***** Material for the task

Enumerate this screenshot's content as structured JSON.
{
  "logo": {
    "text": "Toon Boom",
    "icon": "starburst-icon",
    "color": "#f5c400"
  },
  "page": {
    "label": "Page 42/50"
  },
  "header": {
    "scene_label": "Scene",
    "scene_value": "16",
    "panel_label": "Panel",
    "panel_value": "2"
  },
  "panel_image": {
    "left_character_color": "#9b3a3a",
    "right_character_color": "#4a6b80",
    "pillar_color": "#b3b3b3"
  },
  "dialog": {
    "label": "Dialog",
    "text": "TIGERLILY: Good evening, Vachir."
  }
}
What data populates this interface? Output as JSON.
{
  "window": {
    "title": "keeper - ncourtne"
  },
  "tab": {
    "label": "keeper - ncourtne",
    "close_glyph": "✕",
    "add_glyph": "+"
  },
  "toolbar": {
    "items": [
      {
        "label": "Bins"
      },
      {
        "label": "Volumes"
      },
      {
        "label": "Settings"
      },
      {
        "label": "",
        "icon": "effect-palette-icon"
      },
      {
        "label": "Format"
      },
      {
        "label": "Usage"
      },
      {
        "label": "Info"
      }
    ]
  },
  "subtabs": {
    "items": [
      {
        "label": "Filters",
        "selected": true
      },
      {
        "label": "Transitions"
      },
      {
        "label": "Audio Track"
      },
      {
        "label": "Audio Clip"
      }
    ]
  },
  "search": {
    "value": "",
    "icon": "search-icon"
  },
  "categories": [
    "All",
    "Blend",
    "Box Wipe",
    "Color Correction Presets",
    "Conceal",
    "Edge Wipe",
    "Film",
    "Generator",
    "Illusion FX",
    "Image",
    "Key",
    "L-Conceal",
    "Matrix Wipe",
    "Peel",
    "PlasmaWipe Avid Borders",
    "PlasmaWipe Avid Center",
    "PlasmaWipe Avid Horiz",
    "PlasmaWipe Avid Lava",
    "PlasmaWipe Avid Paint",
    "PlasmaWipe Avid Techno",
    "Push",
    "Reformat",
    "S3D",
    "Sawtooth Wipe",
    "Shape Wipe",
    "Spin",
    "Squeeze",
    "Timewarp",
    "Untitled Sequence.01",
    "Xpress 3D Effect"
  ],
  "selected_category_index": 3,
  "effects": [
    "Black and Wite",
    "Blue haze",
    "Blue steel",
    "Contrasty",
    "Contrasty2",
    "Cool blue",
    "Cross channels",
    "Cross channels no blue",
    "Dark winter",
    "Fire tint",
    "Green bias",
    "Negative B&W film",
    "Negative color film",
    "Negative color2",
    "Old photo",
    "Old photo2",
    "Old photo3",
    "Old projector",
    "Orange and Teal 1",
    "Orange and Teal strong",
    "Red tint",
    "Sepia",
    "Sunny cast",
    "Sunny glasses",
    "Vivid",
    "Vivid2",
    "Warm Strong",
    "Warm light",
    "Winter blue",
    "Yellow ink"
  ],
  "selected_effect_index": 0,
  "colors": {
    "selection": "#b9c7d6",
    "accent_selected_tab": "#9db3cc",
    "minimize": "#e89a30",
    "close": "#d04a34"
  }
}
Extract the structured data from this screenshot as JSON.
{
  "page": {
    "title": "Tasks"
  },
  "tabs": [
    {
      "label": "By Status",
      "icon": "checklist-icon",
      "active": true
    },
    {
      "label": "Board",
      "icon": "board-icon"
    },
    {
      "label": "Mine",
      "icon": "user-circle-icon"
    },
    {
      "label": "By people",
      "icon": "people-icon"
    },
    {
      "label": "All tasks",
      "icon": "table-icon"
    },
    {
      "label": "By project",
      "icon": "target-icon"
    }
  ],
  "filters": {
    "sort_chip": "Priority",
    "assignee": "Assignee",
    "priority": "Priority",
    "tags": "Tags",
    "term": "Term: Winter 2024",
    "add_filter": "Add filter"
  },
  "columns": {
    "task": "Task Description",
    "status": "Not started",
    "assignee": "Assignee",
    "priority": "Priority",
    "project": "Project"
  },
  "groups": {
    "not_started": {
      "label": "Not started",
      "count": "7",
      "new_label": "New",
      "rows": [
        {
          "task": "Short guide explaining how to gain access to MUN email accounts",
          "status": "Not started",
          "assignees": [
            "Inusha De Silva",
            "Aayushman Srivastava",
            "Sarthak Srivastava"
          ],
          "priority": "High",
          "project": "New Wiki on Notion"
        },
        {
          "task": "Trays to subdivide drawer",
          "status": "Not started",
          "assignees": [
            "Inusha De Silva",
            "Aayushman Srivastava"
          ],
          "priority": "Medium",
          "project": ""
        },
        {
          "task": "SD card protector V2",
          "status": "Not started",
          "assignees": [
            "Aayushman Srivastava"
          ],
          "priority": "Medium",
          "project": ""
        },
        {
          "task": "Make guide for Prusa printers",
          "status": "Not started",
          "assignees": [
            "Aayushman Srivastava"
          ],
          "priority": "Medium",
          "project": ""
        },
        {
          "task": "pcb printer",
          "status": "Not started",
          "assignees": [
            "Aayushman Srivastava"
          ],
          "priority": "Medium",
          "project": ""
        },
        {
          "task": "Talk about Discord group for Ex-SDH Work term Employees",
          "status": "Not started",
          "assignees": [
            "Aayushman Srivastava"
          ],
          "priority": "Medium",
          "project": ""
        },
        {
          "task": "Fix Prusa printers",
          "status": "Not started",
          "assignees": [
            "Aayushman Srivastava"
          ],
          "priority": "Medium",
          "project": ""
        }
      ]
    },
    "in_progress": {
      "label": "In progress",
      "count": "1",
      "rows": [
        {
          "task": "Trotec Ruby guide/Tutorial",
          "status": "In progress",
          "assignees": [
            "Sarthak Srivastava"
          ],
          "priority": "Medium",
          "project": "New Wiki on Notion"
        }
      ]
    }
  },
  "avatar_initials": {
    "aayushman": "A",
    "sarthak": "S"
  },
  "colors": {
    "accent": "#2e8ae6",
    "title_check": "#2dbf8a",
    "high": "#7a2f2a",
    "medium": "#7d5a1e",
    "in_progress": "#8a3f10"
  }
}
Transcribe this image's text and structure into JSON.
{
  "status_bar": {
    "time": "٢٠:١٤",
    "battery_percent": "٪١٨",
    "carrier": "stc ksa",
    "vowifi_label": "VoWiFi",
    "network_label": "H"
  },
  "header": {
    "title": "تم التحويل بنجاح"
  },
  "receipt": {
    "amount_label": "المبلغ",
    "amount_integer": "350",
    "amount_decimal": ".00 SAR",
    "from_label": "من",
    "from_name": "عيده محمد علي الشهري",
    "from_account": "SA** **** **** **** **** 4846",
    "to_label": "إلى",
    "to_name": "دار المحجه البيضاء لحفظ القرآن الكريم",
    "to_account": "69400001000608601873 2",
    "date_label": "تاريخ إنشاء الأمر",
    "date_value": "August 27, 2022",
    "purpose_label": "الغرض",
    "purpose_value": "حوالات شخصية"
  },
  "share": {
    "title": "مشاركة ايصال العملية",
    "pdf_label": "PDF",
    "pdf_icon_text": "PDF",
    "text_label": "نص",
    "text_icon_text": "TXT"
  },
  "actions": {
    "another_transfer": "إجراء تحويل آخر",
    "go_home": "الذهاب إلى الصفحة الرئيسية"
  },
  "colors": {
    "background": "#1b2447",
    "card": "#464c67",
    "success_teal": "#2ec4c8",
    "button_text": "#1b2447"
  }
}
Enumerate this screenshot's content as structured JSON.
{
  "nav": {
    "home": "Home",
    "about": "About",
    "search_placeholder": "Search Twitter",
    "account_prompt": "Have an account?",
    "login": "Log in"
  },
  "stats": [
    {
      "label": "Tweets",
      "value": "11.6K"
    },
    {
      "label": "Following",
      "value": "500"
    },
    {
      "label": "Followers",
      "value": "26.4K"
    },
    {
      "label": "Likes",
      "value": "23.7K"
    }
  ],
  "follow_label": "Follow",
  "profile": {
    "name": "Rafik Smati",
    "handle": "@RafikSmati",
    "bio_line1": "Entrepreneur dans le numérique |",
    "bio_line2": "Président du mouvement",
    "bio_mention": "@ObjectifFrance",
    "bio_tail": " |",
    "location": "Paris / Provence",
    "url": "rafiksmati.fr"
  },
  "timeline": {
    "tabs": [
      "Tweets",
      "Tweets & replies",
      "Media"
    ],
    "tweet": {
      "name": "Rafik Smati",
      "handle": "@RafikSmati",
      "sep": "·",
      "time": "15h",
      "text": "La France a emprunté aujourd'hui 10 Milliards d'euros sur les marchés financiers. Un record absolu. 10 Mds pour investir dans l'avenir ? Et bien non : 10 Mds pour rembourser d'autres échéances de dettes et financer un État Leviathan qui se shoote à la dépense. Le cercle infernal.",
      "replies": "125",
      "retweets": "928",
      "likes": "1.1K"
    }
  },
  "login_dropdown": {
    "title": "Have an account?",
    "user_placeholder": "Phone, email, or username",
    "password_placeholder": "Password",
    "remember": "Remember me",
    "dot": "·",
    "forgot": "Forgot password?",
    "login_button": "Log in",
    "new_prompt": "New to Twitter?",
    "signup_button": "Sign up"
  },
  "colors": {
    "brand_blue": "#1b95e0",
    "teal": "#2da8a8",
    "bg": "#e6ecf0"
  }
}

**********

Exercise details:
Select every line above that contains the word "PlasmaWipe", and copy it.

Solution:
    "PlasmaWipe Avid Borders",
    "PlasmaWipe Avid Center",
    "PlasmaWipe Avid Horiz",
    "PlasmaWipe Avid Lava",
    "PlasmaWipe Avid Paint",
    "PlasmaWipe Avid Techno",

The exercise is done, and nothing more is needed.